FACT CHECK: Does This Video Show Brooklyn Residents Singing ‘Juicy’ During The Coronavirus Pandemic?
A video shared on Facebook purportedly shows Brooklyn, New York, residents singing the song “Juicy” while quarantined during the coronavirus pandemic.
The audio comes from a 2010 tribute to The Notorious B.I.G. by Jay-Z. The video appears to have been taken in the Upper West Side of Manhattan.
New York Gov. Andrew Cuomo announced April 16 that the state’s stay-at-home order will be extended until at least May 15, asking people to stay home as much as possible. Under the original executive order, all nonessential businesses had to close, and all nonessential gatherings canceled, according to the Wall Street Journal.
Posted on Facebook on March 29, the video purportedly shows Brooklyn residents singing the song “Juicy” by late rapper The Notorious B.I.G., also known as Biggie Smalls, while under quarantine in their homes. Its caption reads, “Wowwwww. Brooklyn!!! This will give you chills. The entire good rapping Biggie.”
The post’s claim is false, however. There are no people visible singing in the video, and many of the windows in the surrounding apartment buildings appear to be closed. (RELATED: Does This Video Show A Dolphin Swimming In A Venice Canal During The Coronavirus Pandemic?)
The audio actually comes from a September 2010 YouTube video of rapper Jay-Z’s concert at Yankee Stadium during his Home and Home Tour. He paid tribute to The Notorious B.I.G. by having the DJ play the songs “Juicy” and “One More Chance,” according to MTV.
Nor was the video taken in Brooklyn. The view of Central Park, the Jacqueline Kennedy Onassis Reservoir and the Solomon R. Guggenheim Museum at the beginning of the video indicates that it was actually taken in the Upper West Side of Manhattan, according to Reuters.

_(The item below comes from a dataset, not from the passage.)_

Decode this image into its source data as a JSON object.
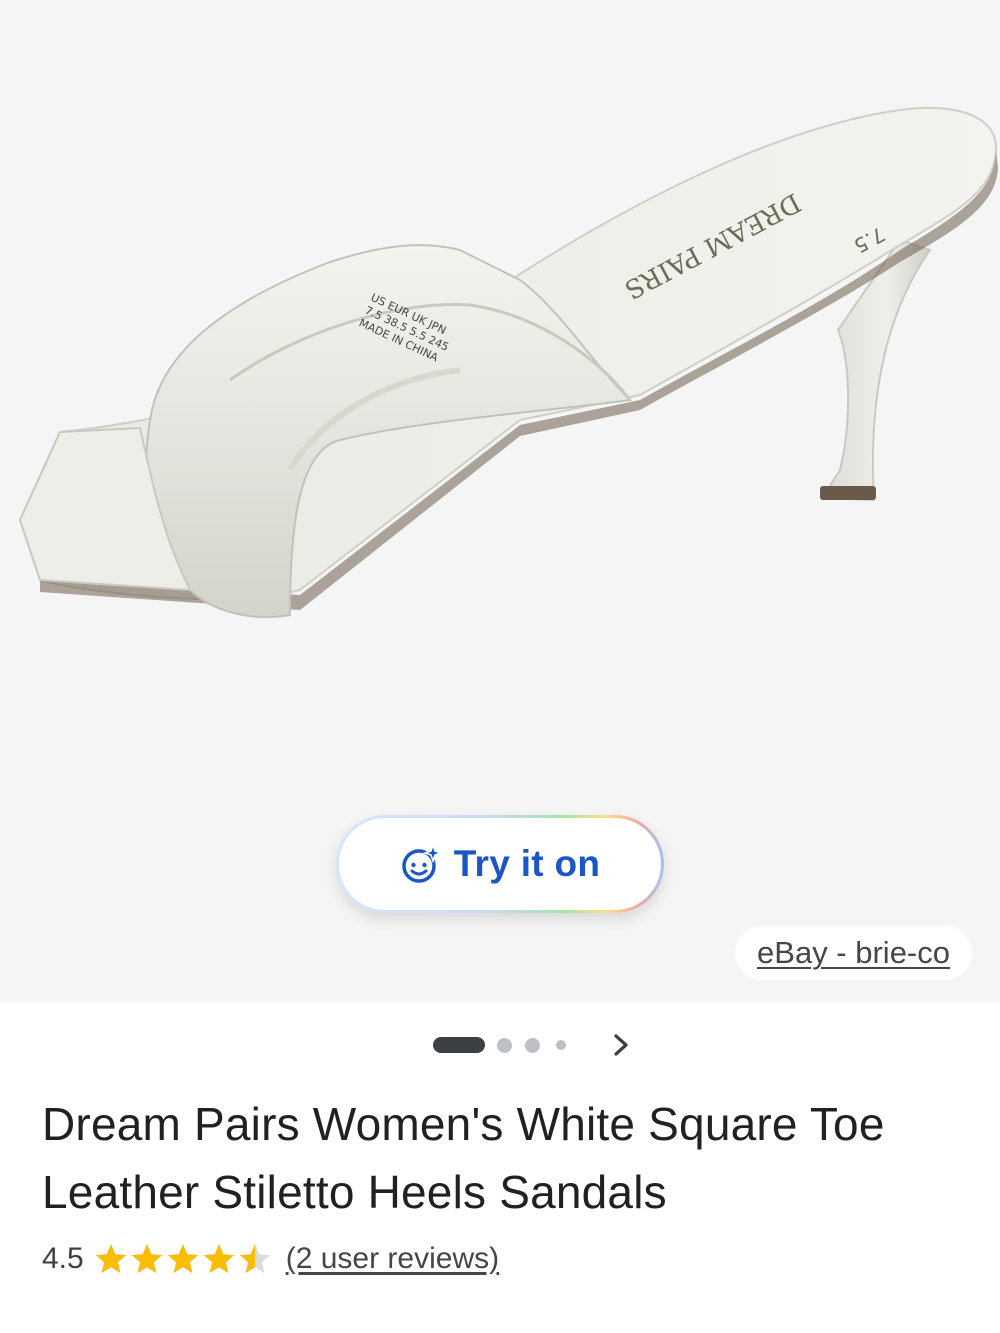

While the video doesn’t show a real community sing-along, people across New York City did join together on April 16 to sing Frank Sinatra’s “New York, New York” from their windows, balconies and yards. The citywide sing-along came after the nightly 7 p.m. clapping salute to health care workers fighting the coronavirus on the frontlines, according to CBS 2 New York.